■ Problem statement
Check every line in the listing below for "Bild". Copy the ones where it occurs.
──────── Records to process
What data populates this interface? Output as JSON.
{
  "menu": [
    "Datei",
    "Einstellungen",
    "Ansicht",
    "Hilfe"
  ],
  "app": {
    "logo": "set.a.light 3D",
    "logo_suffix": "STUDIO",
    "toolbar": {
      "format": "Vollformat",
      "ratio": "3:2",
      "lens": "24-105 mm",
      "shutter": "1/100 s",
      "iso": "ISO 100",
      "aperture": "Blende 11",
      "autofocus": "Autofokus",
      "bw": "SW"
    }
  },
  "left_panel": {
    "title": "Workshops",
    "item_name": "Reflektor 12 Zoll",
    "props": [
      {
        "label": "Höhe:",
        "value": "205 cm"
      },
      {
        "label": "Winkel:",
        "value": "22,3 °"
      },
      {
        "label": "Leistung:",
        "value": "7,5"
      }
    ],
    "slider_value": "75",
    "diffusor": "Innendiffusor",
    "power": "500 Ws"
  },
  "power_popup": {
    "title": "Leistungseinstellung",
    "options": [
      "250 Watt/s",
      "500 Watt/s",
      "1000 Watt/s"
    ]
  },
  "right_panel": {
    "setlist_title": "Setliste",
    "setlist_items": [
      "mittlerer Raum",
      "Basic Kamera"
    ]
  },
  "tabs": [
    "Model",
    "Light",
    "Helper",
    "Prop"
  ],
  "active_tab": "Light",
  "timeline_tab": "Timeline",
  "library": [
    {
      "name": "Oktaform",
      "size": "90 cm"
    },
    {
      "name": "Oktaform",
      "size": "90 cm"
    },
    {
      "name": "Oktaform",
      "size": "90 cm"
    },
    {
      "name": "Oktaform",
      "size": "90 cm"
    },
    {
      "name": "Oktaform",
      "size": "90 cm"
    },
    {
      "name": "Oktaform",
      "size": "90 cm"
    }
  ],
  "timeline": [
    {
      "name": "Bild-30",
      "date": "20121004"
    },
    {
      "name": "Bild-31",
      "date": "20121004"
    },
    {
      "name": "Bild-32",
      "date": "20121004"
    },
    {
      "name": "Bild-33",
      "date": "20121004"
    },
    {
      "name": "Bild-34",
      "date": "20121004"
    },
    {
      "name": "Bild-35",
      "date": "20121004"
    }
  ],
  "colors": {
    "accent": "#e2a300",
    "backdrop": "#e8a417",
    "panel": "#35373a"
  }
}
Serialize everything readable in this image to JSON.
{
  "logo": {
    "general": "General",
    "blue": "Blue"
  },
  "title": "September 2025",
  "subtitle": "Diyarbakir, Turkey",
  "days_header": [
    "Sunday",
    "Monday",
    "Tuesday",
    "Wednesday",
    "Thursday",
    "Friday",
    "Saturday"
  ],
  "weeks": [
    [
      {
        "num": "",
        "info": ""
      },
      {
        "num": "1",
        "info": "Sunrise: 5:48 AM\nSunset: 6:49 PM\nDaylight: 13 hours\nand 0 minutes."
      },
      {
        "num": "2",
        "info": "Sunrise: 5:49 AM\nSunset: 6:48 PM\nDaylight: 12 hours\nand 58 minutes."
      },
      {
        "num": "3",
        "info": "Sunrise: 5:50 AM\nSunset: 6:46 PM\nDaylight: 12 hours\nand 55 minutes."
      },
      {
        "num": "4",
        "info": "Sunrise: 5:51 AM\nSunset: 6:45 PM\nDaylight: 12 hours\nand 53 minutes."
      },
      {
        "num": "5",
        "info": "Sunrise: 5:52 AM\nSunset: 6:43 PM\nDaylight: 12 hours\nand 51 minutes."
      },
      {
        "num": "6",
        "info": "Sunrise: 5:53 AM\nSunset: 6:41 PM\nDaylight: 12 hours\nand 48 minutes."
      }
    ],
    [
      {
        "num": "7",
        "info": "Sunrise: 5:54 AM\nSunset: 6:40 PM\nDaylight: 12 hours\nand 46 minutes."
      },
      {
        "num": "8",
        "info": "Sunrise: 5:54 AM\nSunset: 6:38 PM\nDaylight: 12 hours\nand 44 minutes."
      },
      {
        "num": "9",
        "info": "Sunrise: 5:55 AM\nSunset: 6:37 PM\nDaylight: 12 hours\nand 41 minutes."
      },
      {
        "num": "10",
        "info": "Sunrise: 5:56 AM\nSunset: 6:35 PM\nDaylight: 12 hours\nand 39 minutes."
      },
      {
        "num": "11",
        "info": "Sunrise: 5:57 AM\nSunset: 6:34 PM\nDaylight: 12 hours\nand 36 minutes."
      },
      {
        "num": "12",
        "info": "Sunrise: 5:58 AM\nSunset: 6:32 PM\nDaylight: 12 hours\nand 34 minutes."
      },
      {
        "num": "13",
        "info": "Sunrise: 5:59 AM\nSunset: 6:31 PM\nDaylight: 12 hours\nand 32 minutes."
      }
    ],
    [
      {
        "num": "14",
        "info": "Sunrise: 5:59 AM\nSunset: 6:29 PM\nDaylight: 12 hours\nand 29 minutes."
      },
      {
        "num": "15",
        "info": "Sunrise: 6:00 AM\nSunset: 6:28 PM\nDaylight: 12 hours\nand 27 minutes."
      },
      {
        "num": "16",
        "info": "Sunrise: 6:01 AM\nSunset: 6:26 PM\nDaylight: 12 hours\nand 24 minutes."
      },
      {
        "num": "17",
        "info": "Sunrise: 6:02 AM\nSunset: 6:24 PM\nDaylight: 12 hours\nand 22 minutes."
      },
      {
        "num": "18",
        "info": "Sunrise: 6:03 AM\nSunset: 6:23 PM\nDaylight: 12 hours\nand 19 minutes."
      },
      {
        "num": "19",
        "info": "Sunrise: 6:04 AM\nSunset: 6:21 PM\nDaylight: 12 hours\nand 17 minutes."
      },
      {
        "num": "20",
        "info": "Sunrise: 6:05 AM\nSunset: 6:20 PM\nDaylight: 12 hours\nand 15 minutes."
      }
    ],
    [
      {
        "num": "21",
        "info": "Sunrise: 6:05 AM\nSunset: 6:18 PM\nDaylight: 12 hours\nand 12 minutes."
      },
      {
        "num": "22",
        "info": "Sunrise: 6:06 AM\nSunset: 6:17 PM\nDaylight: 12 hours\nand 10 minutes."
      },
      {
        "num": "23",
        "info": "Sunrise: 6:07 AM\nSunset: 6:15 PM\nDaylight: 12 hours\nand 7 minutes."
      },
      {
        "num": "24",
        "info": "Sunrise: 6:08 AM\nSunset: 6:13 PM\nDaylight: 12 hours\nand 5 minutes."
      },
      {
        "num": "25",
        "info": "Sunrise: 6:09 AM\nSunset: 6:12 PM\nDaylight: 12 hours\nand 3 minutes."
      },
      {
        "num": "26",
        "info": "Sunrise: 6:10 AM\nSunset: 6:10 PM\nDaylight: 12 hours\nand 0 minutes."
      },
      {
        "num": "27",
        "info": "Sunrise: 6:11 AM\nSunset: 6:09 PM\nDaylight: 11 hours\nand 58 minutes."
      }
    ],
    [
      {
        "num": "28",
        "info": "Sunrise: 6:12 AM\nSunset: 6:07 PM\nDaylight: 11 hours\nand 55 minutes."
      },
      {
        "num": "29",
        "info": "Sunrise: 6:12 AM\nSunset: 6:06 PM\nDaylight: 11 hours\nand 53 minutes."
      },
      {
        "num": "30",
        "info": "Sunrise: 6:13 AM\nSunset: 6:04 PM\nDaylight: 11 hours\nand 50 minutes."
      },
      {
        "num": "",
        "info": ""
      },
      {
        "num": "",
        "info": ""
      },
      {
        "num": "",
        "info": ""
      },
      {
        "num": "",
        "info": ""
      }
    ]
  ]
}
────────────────
■ Your solution
      "name": "Bild-30",
      "name": "Bild-31",
      "name": "Bild-32",
      "name": "Bild-33",
      "name": "Bild-34",
      "name": "Bild-35",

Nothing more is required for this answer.